== Segment start ==

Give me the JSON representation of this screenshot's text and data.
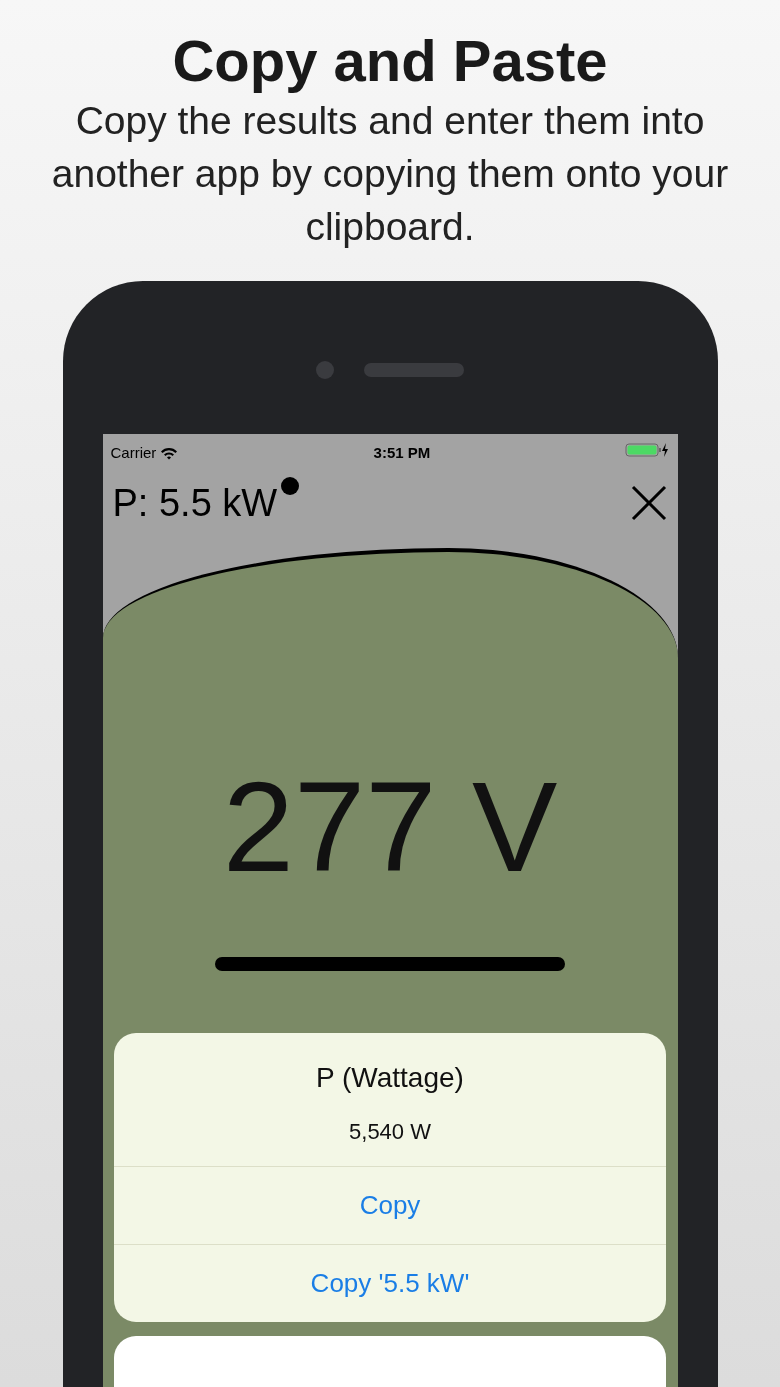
{
  "header": {
    "title": "Copy and Paste",
    "subtitle": "Copy the results and enter them into another app by copying them onto your clipboard."
  },
  "status_bar": {
    "carrier": "Carrier",
    "time": "3:51 PM"
  },
  "screen": {
    "title": "P: 5.5 kW",
    "reading": "277 V"
  },
  "action_sheet": {
    "title": "P (Wattage)",
    "message": "5,540 W",
    "actions": [
      "Copy",
      "Copy '5.5 kW'"
    ]
  }
}
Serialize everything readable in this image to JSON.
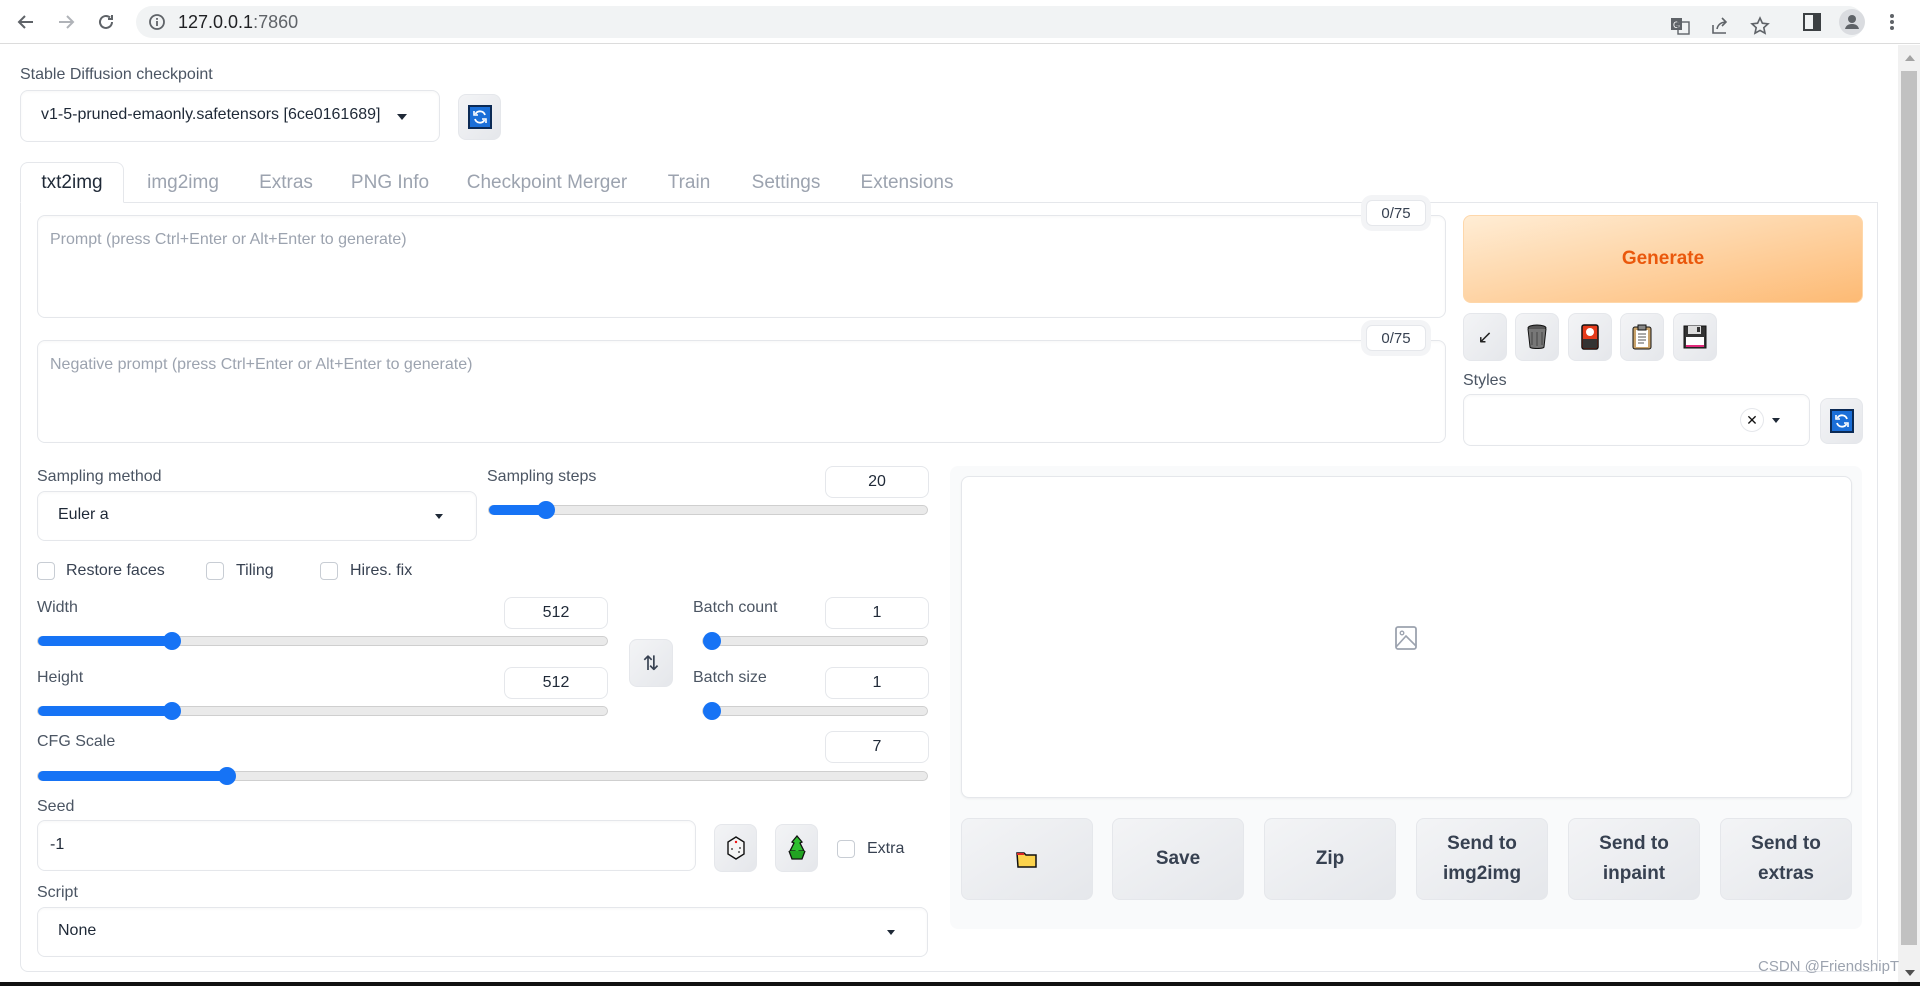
{
  "browser": {
    "url_host": "127.0.0.1",
    "url_port": ":7860",
    "icons": [
      "back-icon",
      "forward-icon",
      "reload-icon",
      "info-icon",
      "translate-icon",
      "share-icon",
      "bookmark-star-icon",
      "side-panel-icon",
      "profile-icon",
      "menu-icon"
    ]
  },
  "checkpoint": {
    "label": "Stable Diffusion checkpoint",
    "value": "v1-5-pruned-emaonly.safetensors [6ce0161689]"
  },
  "tabs": [
    {
      "label": "txt2img",
      "active": true
    },
    {
      "label": "img2img",
      "active": false
    },
    {
      "label": "Extras",
      "active": false
    },
    {
      "label": "PNG Info",
      "active": false
    },
    {
      "label": "Checkpoint Merger",
      "active": false
    },
    {
      "label": "Train",
      "active": false
    },
    {
      "label": "Settings",
      "active": false
    },
    {
      "label": "Extensions",
      "active": false
    }
  ],
  "prompt": {
    "placeholder": "Prompt (press Ctrl+Enter or Alt+Enter to generate)",
    "value": "",
    "token_counter": "0/75"
  },
  "negative_prompt": {
    "placeholder": "Negative prompt (press Ctrl+Enter or Alt+Enter to generate)",
    "value": "",
    "token_counter": "0/75"
  },
  "generate": {
    "label": "Generate",
    "color": "#ea580c"
  },
  "tool_buttons": [
    {
      "name": "read-generation-params-icon",
      "glyph": "↙"
    },
    {
      "name": "trash-icon",
      "glyph": "🗑"
    },
    {
      "name": "extra-networks-icon",
      "glyph": "🎴"
    },
    {
      "name": "clipboard-icon",
      "glyph": "📋"
    },
    {
      "name": "save-style-icon",
      "glyph": "💾"
    }
  ],
  "styles": {
    "label": "Styles",
    "value": "",
    "clear_glyph": "✕"
  },
  "sampling": {
    "method_label": "Sampling method",
    "method_value": "Euler a",
    "steps_label": "Sampling steps",
    "steps_value": "20",
    "steps_fraction": 0.13
  },
  "checkboxes": [
    {
      "label": "Restore faces",
      "checked": false
    },
    {
      "label": "Tiling",
      "checked": false
    },
    {
      "label": "Hires. fix",
      "checked": false
    }
  ],
  "dimensions": {
    "width_label": "Width",
    "width_value": "512",
    "width_fraction": 0.235,
    "height_label": "Height",
    "height_value": "512",
    "height_fraction": 0.235,
    "swap_glyph": "⇅"
  },
  "batch": {
    "count_label": "Batch count",
    "count_value": "1",
    "count_fraction": 0.0,
    "size_label": "Batch size",
    "size_value": "1",
    "size_fraction": 0.0
  },
  "cfg": {
    "label": "CFG Scale",
    "value": "7",
    "fraction": 0.2128
  },
  "seed": {
    "label": "Seed",
    "value": "-1",
    "dice_glyph": "🎲",
    "recycle_glyph": "♻",
    "extra_label": "Extra"
  },
  "script": {
    "label": "Script",
    "value": "None"
  },
  "output": {
    "buttons": [
      {
        "name": "open-folder-button",
        "label": "",
        "glyph": "📂"
      },
      {
        "name": "save-button",
        "label": "Save"
      },
      {
        "name": "zip-button",
        "label": "Zip"
      },
      {
        "name": "send-to-img2img-button",
        "label": "Send to img2img"
      },
      {
        "name": "send-to-inpaint-button",
        "label": "Send to inpaint"
      },
      {
        "name": "send-to-extras-button",
        "label": "Send to extras"
      }
    ]
  },
  "watermark": "CSDN @FriendshipT"
}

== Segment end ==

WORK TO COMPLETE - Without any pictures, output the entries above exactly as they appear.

OUTPUT OF THE EXERCISE -
Give me the JSON representation of this screenshot's text and data.
{
  "header": {
    "title": "Copy and Paste",
    "subtitle": "Copy the results and enter them into another app by copying them onto your clipboard."
  },
  "status_bar": {
    "carrier": "Carrier",
    "time": "3:51 PM"
  },
  "screen": {
    "title": "P: 5.5 kW",
    "reading": "277 V"
  },
  "action_sheet": {
    "title": "P (Wattage)",
    "message": "5,540 W",
    "actions": [
      "Copy",
      "Copy '5.5 kW'"
    ]
  }
}
Serialize everything readable in this image to JSON.
{
  "browser": {
    "url_host": "127.0.0.1",
    "url_port": ":7860",
    "icons": [
      "back-icon",
      "forward-icon",
      "reload-icon",
      "info-icon",
      "translate-icon",
      "share-icon",
      "bookmark-star-icon",
      "side-panel-icon",
      "profile-icon",
      "menu-icon"
    ]
  },
  "checkpoint": {
    "label": "Stable Diffusion checkpoint",
    "value": "v1-5-pruned-emaonly.safetensors [6ce0161689]"
  },
  "tabs": [
    {
      "label": "txt2img",
      "active": true
    },
    {
      "label": "img2img",
      "active": false
    },
    {
      "label": "Extras",
      "active": false
    },
    {
      "label": "PNG Info",
      "active": false
    },
    {
      "label": "Checkpoint Merger",
      "active": false
    },
    {
      "label": "Train",
      "active": false
    },
    {
      "label": "Settings",
      "active": false
    },
    {
      "label": "Extensions",
      "active": false
    }
  ],
  "prompt": {
    "placeholder": "Prompt (press Ctrl+Enter or Alt+Enter to generate)",
    "value": "",
    "token_counter": "0/75"
  },
  "negative_prompt": {
    "placeholder": "Negative prompt (press Ctrl+Enter or Alt+Enter to generate)",
    "value": "",
    "token_counter": "0/75"
  },
  "generate": {
    "label": "Generate",
    "color": "#ea580c"
  },
  "tool_buttons": [
    {
      "name": "read-generation-params-icon",
      "glyph": "↙"
    },
    {
      "name": "trash-icon",
      "glyph": "🗑"
    },
    {
      "name": "extra-networks-icon",
      "glyph": "🎴"
    },
    {
      "name": "clipboard-icon",
      "glyph": "📋"
    },
    {
      "name": "save-style-icon",
      "glyph": "💾"
    }
  ],
  "styles": {
    "label": "Styles",
    "value": "",
    "clear_glyph": "✕"
  },
  "sampling": {
    "method_label": "Sampling method",
    "method_value": "Euler a",
    "steps_label": "Sampling steps",
    "steps_value": "20",
    "steps_fraction": 0.13
  },
  "checkboxes": [
    {
      "label": "Restore faces",
      "checked": false
    },
    {
      "label": "Tiling",
      "checked": false
    },
    {
      "label": "Hires. fix",
      "checked": false
    }
  ],
  "dimensions": {
    "width_label": "Width",
    "width_value": "512",
    "width_fraction": 0.235,
    "height_label": "Height",
    "height_value": "512",
    "height_fraction": 0.235,
    "swap_glyph": "⇅"
  },
  "batch": {
    "count_label": "Batch count",
    "count_value": "1",
    "count_fraction": 0.0,
    "size_label": "Batch size",
    "size_value": "1",
    "size_fraction": 0.0
  },
  "cfg": {
    "label": "CFG Scale",
    "value": "7",
    "fraction": 0.2128
  },
  "seed": {
    "label": "Seed",
    "value": "-1",
    "dice_glyph": "🎲",
    "recycle_glyph": "♻",
    "extra_label": "Extra"
  },
  "script": {
    "label": "Script",
    "value": "None"
  },
  "output": {
    "buttons": [
      {
        "name": "open-folder-button",
        "label": "",
        "glyph": "📂"
      },
      {
        "name": "save-button",
        "label": "Save"
      },
      {
        "name": "zip-button",
        "label": "Zip"
      },
      {
        "name": "send-to-img2img-button",
        "label": "Send to img2img"
      },
      {
        "name": "send-to-inpaint-button",
        "label": "Send to inpaint"
      },
      {
        "name": "send-to-extras-button",
        "label": "Send to extras"
      }
    ]
  },
  "watermark": "CSDN @FriendshipT"
}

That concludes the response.